= About this exercise =
Output the whole listing exactly, with no pictures.

= Extracted material =
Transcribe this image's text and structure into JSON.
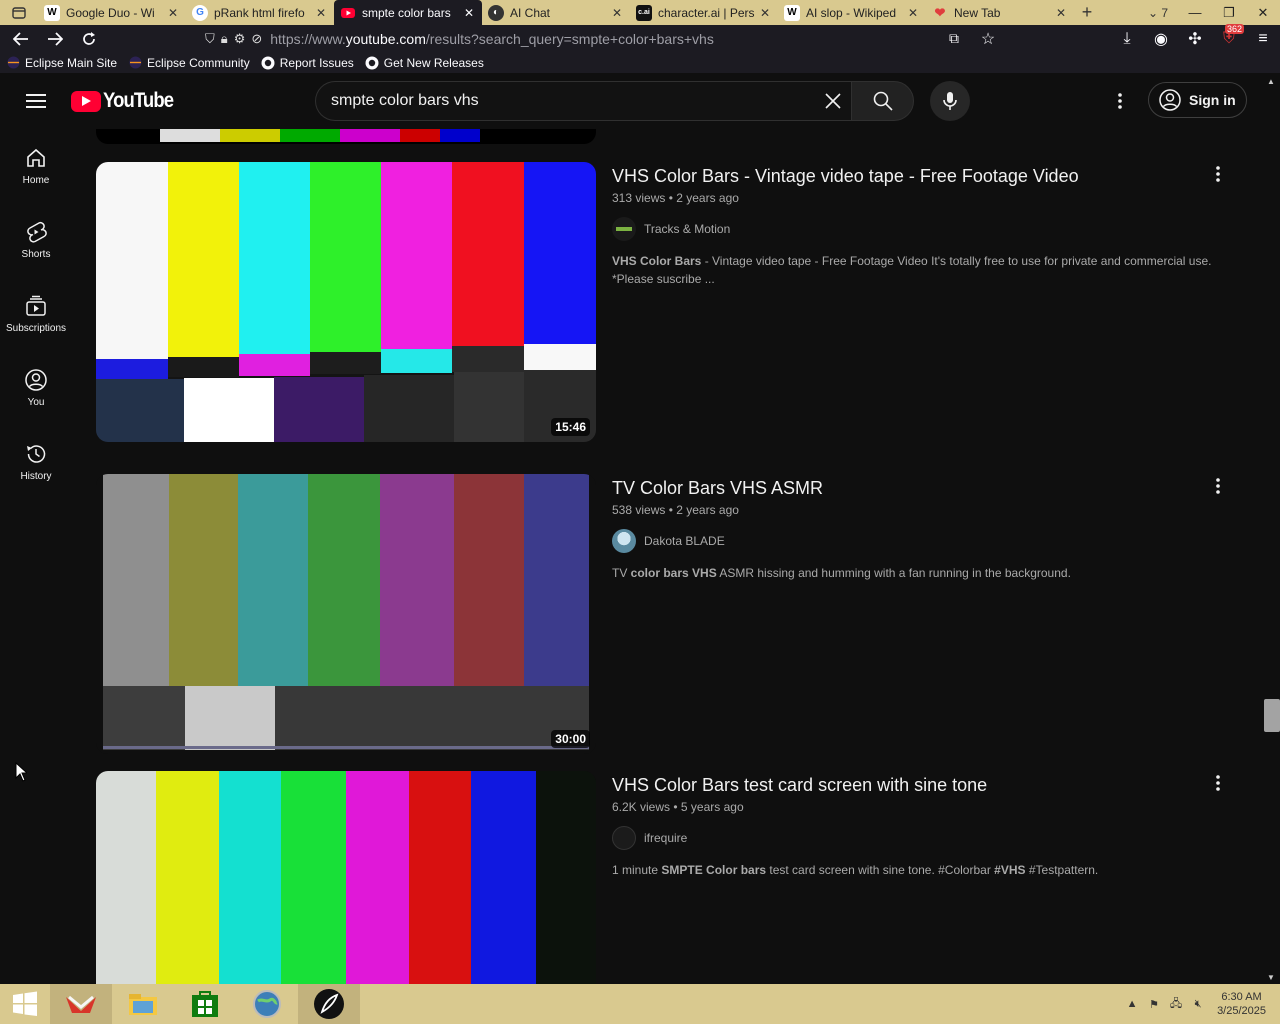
{
  "browser": {
    "tabs": [
      {
        "title": "Google Duo - Wi",
        "icon": "wikipedia-icon",
        "active": false
      },
      {
        "title": "pRank html firefo",
        "icon": "google-icon",
        "active": false
      },
      {
        "title": "smpte color bars",
        "icon": "youtube-icon",
        "active": true
      },
      {
        "title": "AI Chat",
        "icon": "ai-chat-icon",
        "active": false
      },
      {
        "title": "character.ai | Pers",
        "icon": "character-ai-icon",
        "active": false
      },
      {
        "title": "AI slop - Wikiped",
        "icon": "wikipedia-icon",
        "active": false
      },
      {
        "title": "New Tab",
        "icon": "new-tab-icon",
        "active": false
      }
    ],
    "tab_count": "7",
    "url_prefix": "https://www.",
    "url_domain": "youtube.com",
    "url_path": "/results?search_query=smpte+color+bars+vhs",
    "extension_badge": "362",
    "bookmarks": [
      {
        "label": "Eclipse Main Site",
        "icon": "eclipse-icon"
      },
      {
        "label": "Eclipse Community",
        "icon": "eclipse-icon"
      },
      {
        "label": "Report Issues",
        "icon": "github-icon"
      },
      {
        "label": "Get New Releases",
        "icon": "github-icon"
      }
    ]
  },
  "youtube": {
    "logo_text": "YouTube",
    "search_query": "smpte color bars vhs",
    "sign_in": "Sign in",
    "guide": [
      {
        "label": "Home",
        "icon": "home-icon"
      },
      {
        "label": "Shorts",
        "icon": "shorts-icon"
      },
      {
        "label": "Subscriptions",
        "icon": "subscriptions-icon"
      },
      {
        "label": "You",
        "icon": "you-icon"
      },
      {
        "label": "History",
        "icon": "history-icon"
      }
    ],
    "results": [
      {
        "title": "VHS Color Bars - Vintage video tape - Free Footage Video",
        "views": "313 views",
        "age": "2 years ago",
        "channel": "Tracks & Motion",
        "duration": "15:46",
        "desc_bold": "VHS Color Bars",
        "desc_rest": " - Vintage video tape - Free Footage Video It's totally free to use for private and commercial use. *Please suscribe ..."
      },
      {
        "title": "TV Color Bars VHS ASMR",
        "views": "538 views",
        "age": "2 years ago",
        "channel": "Dakota BLADE",
        "duration": "30:00",
        "desc_a": "TV ",
        "desc_b": "color bars VHS",
        "desc_c": " ASMR hissing and humming with a fan running in the background."
      },
      {
        "title": "VHS Color Bars test card screen with sine tone",
        "views": "6.2K views",
        "age": "5 years ago",
        "channel": "ifrequire",
        "desc_a": "1 minute ",
        "desc_b": "SMPTE Color bars",
        "desc_c": " test card screen with sine tone. #Colorbar ",
        "desc_d": "#VHS",
        "desc_e": " #Testpattern."
      }
    ]
  },
  "taskbar": {
    "time": "6:30 AM",
    "date": "3/25/2025"
  },
  "colors": {
    "accent_red": "#ff0033",
    "page_bg": "#0f0f0f",
    "taskbar": "#d9c98f"
  }
}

= Reply =
Transcribe this image's text and structure into JSON.
{
  "browser": {
    "tabs": [
      {
        "title": "Google Duo - Wi",
        "icon": "wikipedia-icon",
        "active": false
      },
      {
        "title": "pRank html firefo",
        "icon": "google-icon",
        "active": false
      },
      {
        "title": "smpte color bars",
        "icon": "youtube-icon",
        "active": true
      },
      {
        "title": "AI Chat",
        "icon": "ai-chat-icon",
        "active": false
      },
      {
        "title": "character.ai | Pers",
        "icon": "character-ai-icon",
        "active": false
      },
      {
        "title": "AI slop - Wikiped",
        "icon": "wikipedia-icon",
        "active": false
      },
      {
        "title": "New Tab",
        "icon": "new-tab-icon",
        "active": false
      }
    ],
    "tab_count": "7",
    "url_prefix": "https://www.",
    "url_domain": "youtube.com",
    "url_path": "/results?search_query=smpte+color+bars+vhs",
    "extension_badge": "362",
    "bookmarks": [
      {
        "label": "Eclipse Main Site",
        "icon": "eclipse-icon"
      },
      {
        "label": "Eclipse Community",
        "icon": "eclipse-icon"
      },
      {
        "label": "Report Issues",
        "icon": "github-icon"
      },
      {
        "label": "Get New Releases",
        "icon": "github-icon"
      }
    ]
  },
  "youtube": {
    "logo_text": "YouTube",
    "search_query": "smpte color bars vhs",
    "sign_in": "Sign in",
    "guide": [
      {
        "label": "Home",
        "icon": "home-icon"
      },
      {
        "label": "Shorts",
        "icon": "shorts-icon"
      },
      {
        "label": "Subscriptions",
        "icon": "subscriptions-icon"
      },
      {
        "label": "You",
        "icon": "you-icon"
      },
      {
        "label": "History",
        "icon": "history-icon"
      }
    ],
    "results": [
      {
        "title": "VHS Color Bars - Vintage video tape - Free Footage Video",
        "views": "313 views",
        "age": "2 years ago",
        "channel": "Tracks & Motion",
        "duration": "15:46",
        "desc_bold": "VHS Color Bars",
        "desc_rest": " - Vintage video tape - Free Footage Video It's totally free to use for private and commercial use. *Please suscribe ..."
      },
      {
        "title": "TV Color Bars VHS ASMR",
        "views": "538 views",
        "age": "2 years ago",
        "channel": "Dakota BLADE",
        "duration": "30:00",
        "desc_a": "TV ",
        "desc_b": "color bars VHS",
        "desc_c": " ASMR hissing and humming with a fan running in the background."
      },
      {
        "title": "VHS Color Bars test card screen with sine tone",
        "views": "6.2K views",
        "age": "5 years ago",
        "channel": "ifrequire",
        "desc_a": "1 minute ",
        "desc_b": "SMPTE Color bars",
        "desc_c": " test card screen with sine tone. #Colorbar ",
        "desc_d": "#VHS",
        "desc_e": " #Testpattern."
      }
    ]
  },
  "taskbar": {
    "time": "6:30 AM",
    "date": "3/25/2025"
  },
  "colors": {
    "accent_red": "#ff0033",
    "page_bg": "#0f0f0f",
    "taskbar": "#d9c98f"
  }
}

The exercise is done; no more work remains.